» Your goal:
Where does the word "JSON" appear in the data? Copy every line that holds it.

» Dataset:

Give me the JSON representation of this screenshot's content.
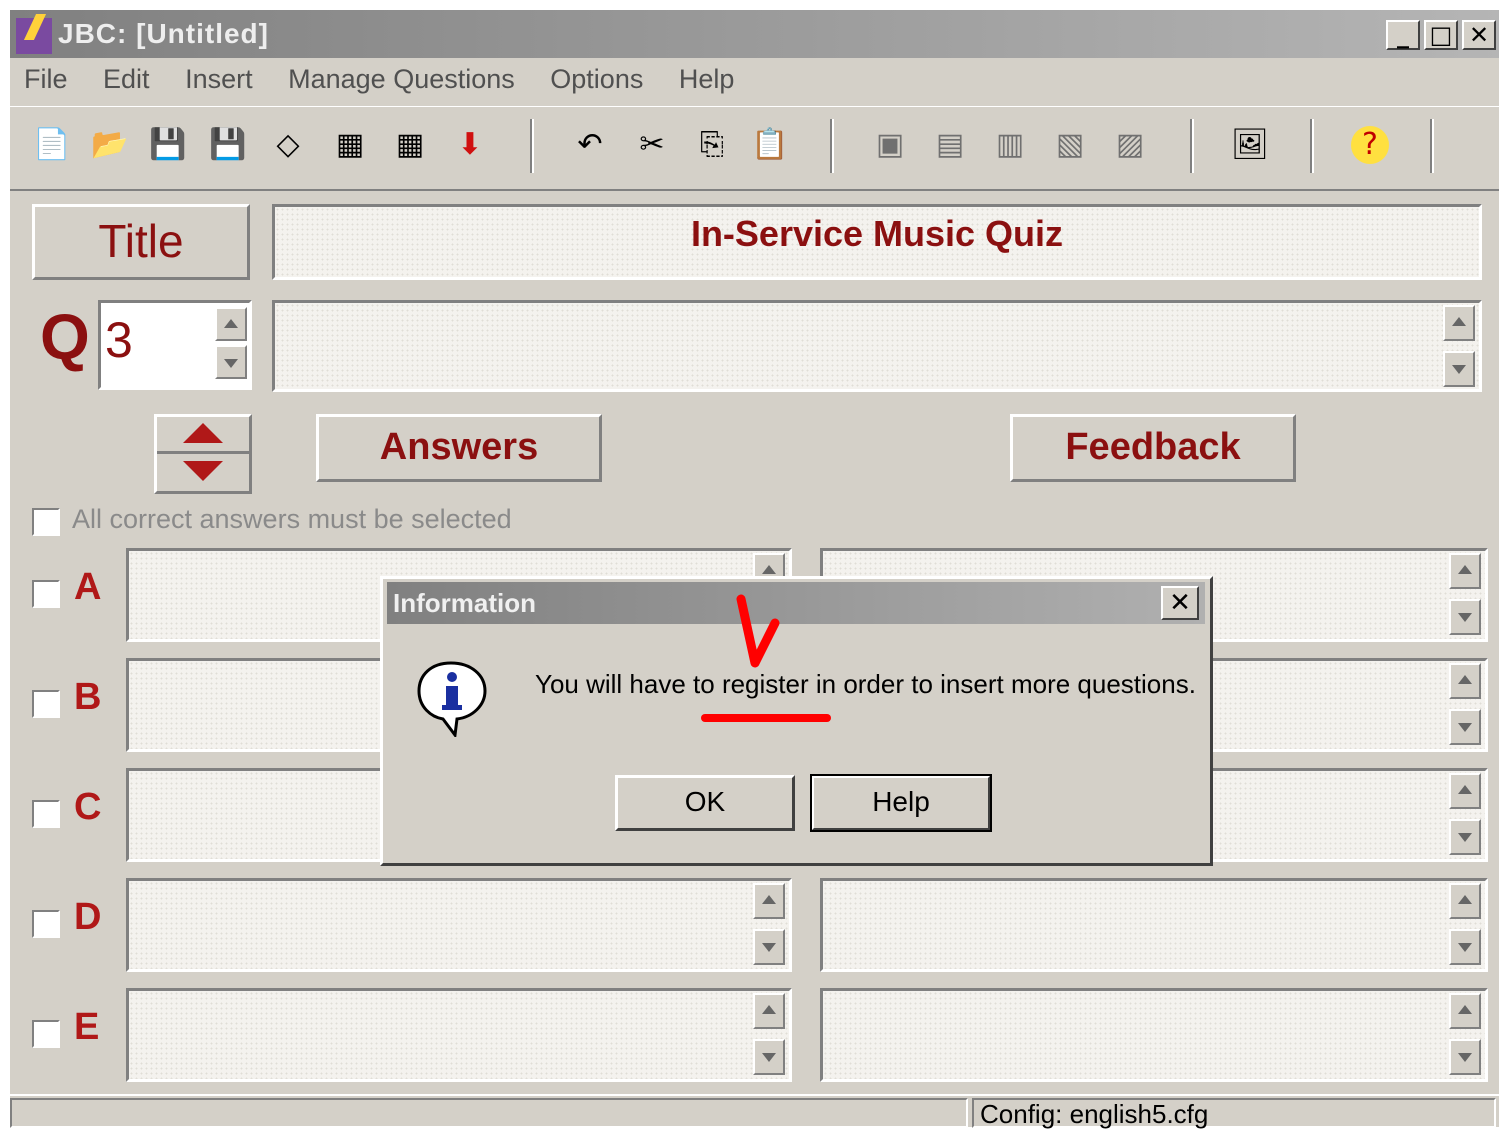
{
  "window": {
    "title": "JBC: [Untitled]"
  },
  "menu": [
    "File",
    "Edit",
    "Insert",
    "Manage Questions",
    "Options",
    "Help"
  ],
  "form": {
    "title_button": "Title",
    "title_value": "In-Service Music Quiz",
    "q_label": "Q",
    "q_number": "3",
    "answers_button": "Answers",
    "feedback_button": "Feedback",
    "all_correct_label": "All correct answers must be selected",
    "rows": [
      "A",
      "B",
      "C",
      "D",
      "E"
    ]
  },
  "dialog": {
    "title": "Information",
    "message": "You will have to register in order to insert more questions.",
    "ok": "OK",
    "help": "Help"
  },
  "status": {
    "config": "Config: english5.cfg"
  },
  "colors": {
    "label_red": "#8b1010",
    "annotation_red": "#ff0000"
  }
}
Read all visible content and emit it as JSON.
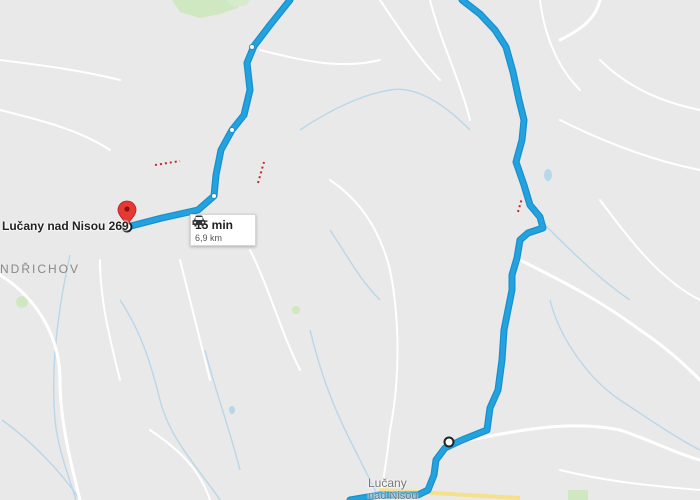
{
  "map": {
    "destination_label": "Lučany nad Nisou 269",
    "place_labels": {
      "jindrichov": "NDŘICHOV",
      "town_line1": "Lučany",
      "town_line2": "nad Nisou"
    },
    "route": {
      "duration": "15 min",
      "distance": "6,9 km",
      "mode_icon": "car-icon",
      "color": "#22a3e0"
    },
    "pin_color": "#e53935"
  }
}
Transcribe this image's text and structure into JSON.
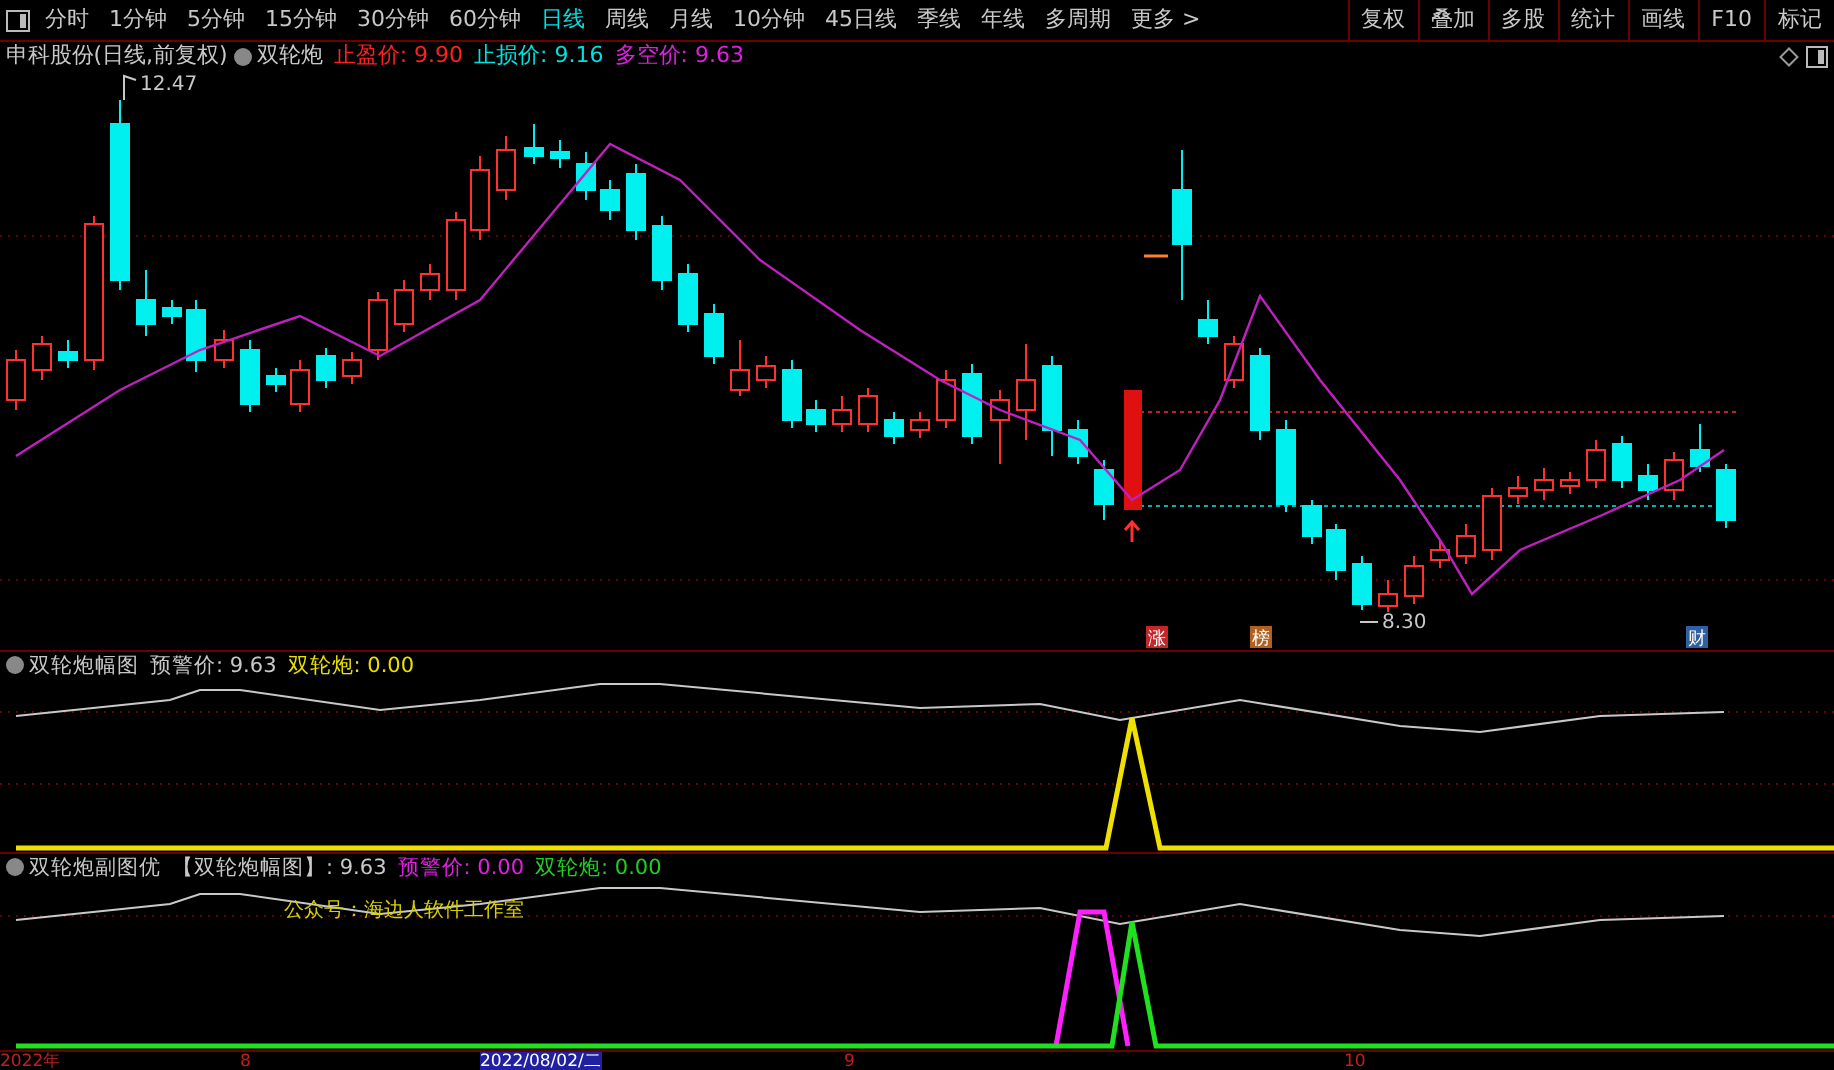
{
  "toolbar": {
    "periods": [
      {
        "label": "分时",
        "selected": false
      },
      {
        "label": "1分钟",
        "selected": false
      },
      {
        "label": "5分钟",
        "selected": false
      },
      {
        "label": "15分钟",
        "selected": false
      },
      {
        "label": "30分钟",
        "selected": false
      },
      {
        "label": "60分钟",
        "selected": false
      },
      {
        "label": "日线",
        "selected": true
      },
      {
        "label": "周线",
        "selected": false
      },
      {
        "label": "月线",
        "selected": false
      },
      {
        "label": "10分钟",
        "selected": false
      },
      {
        "label": "45日线",
        "selected": false
      },
      {
        "label": "季线",
        "selected": false
      },
      {
        "label": "年线",
        "selected": false
      },
      {
        "label": "多周期",
        "selected": false
      }
    ],
    "more": "更多 >",
    "buttons": [
      "复权",
      "叠加",
      "多股",
      "统计",
      "画线",
      "F10",
      "标记"
    ]
  },
  "main_chart": {
    "title": "申科股份(日线,前复权)",
    "indicator": "双轮炮",
    "legend": [
      {
        "label": "止盈价: 9.90",
        "color": "#ff2020"
      },
      {
        "label": "止损价: 9.16",
        "color": "#00e0e0"
      },
      {
        "label": "多空价: 9.63",
        "color": "#e020e0"
      }
    ],
    "high_label": "12.47",
    "low_label": "8.30",
    "badges": [
      {
        "label": "涨",
        "color": "#c0282c"
      },
      {
        "label": "榜",
        "color": "#b06020"
      },
      {
        "label": "财",
        "color": "#3060a0"
      }
    ]
  },
  "panel_1": {
    "title": "双轮炮幅图",
    "legend": [
      {
        "label": "预警价: 9.63",
        "color": "#c8c8c8"
      },
      {
        "label": "双轮炮: 0.00",
        "color": "#e8e000"
      }
    ]
  },
  "panel_2": {
    "title": "双轮炮副图优",
    "legend": [
      {
        "label": "【双轮炮幅图】: 9.63",
        "color": "#c8c8c8"
      },
      {
        "label": "预警价: 0.00",
        "color": "#e020e0"
      },
      {
        "label": "双轮炮: 0.00",
        "color": "#20d020"
      }
    ],
    "note": "公众号：海边人软件工作室"
  },
  "axis_labels": [
    {
      "label": "2022年",
      "selected": false
    },
    {
      "label": "8",
      "selected": false
    },
    {
      "label": "2022/08/02/二",
      "selected": true
    },
    {
      "label": "9",
      "selected": false
    },
    {
      "label": "10",
      "selected": false
    }
  ]
}
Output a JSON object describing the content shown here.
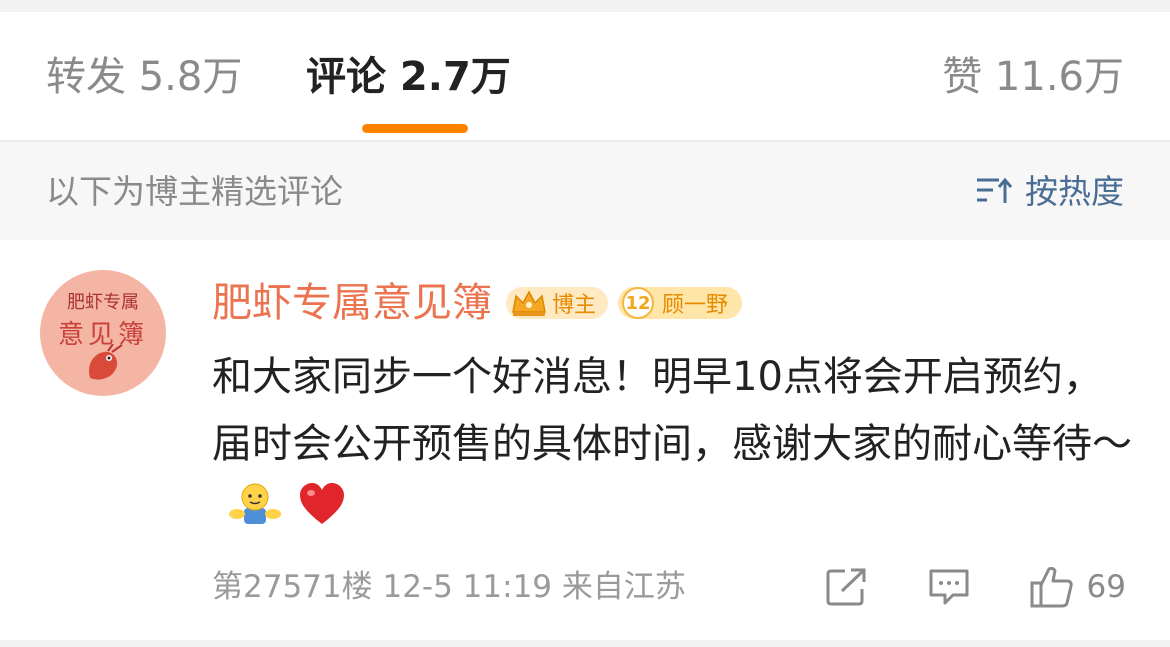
{
  "tabs": {
    "repost": "转发 5.8万",
    "comments": "评论 2.7万",
    "likes": "赞 11.6万"
  },
  "filter": {
    "caption": "以下为博主精选评论",
    "sort_label": "按热度"
  },
  "comment": {
    "avatar_text_line1": "肥虾专属",
    "avatar_text_line2": "意见簿",
    "username": "肥虾专属意见簿",
    "owner_badge": "博主",
    "fan_level": "12",
    "fan_badge_name": "顾一野",
    "text": "和大家同步一个好消息！明早10点将会开启预约，届时会公开预售的具体时间，感谢大家的耐心等待～",
    "meta": "第27571楼 12-5 11:19 来自江苏",
    "like_count": "69"
  },
  "colors": {
    "accent_orange": "#ff8200",
    "username": "#eb7350",
    "link_blue": "#4a6d95",
    "muted_text": "#8a8a8a",
    "heart": "#e0262b"
  },
  "icons": [
    "sort-icon",
    "crown-icon",
    "emoji-hug-icon",
    "heart-icon",
    "share-icon",
    "comment-icon",
    "like-icon"
  ]
}
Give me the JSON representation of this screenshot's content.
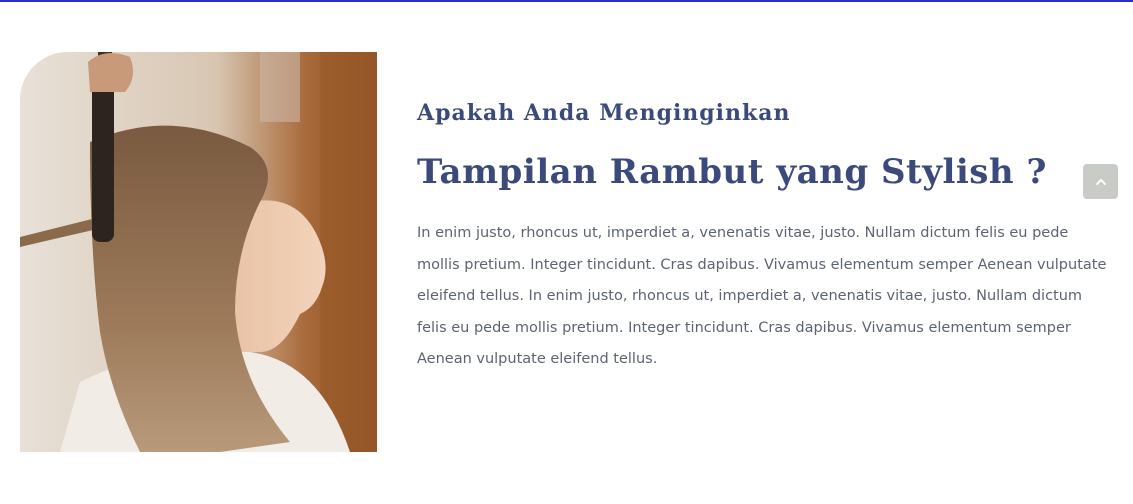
{
  "section": {
    "kicker": "Apakah Anda Menginginkan",
    "headline": "Tampilan Rambut yang Stylish ?",
    "paragraph": "In enim justo, rhoncus ut, imperdiet a, venenatis vitae, justo. Nullam dictum felis eu pede mollis pretium. Integer tincidunt. Cras dapibus. Vivamus elementum semper Aenean vulputate eleifend tellus. In enim justo, rhoncus ut, imperdiet a, venenatis vitae, justo. Nullam dictum felis eu pede mollis pretium. Integer tincidunt. Cras dapibus. Vivamus elementum semper Aenean vulputate eleifend tellus."
  },
  "image": {
    "subject": "woman having hair curled with a curling iron"
  },
  "scroll_top": {
    "icon": "chevron-up-icon"
  },
  "colors": {
    "heading": "#3b4a7a",
    "body": "#5c6470",
    "top_border": "#2b2bd9",
    "scroll_button": "#c9ccc6"
  }
}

» Written answer:
Give me the JSON representation of this screenshot's content.
Read all visible content and emit it as JSON.
Transcribe this image's text and structure into JSON.
Output a JSON object describing the content shown here.
Give me the JSON representation of this screenshot's content.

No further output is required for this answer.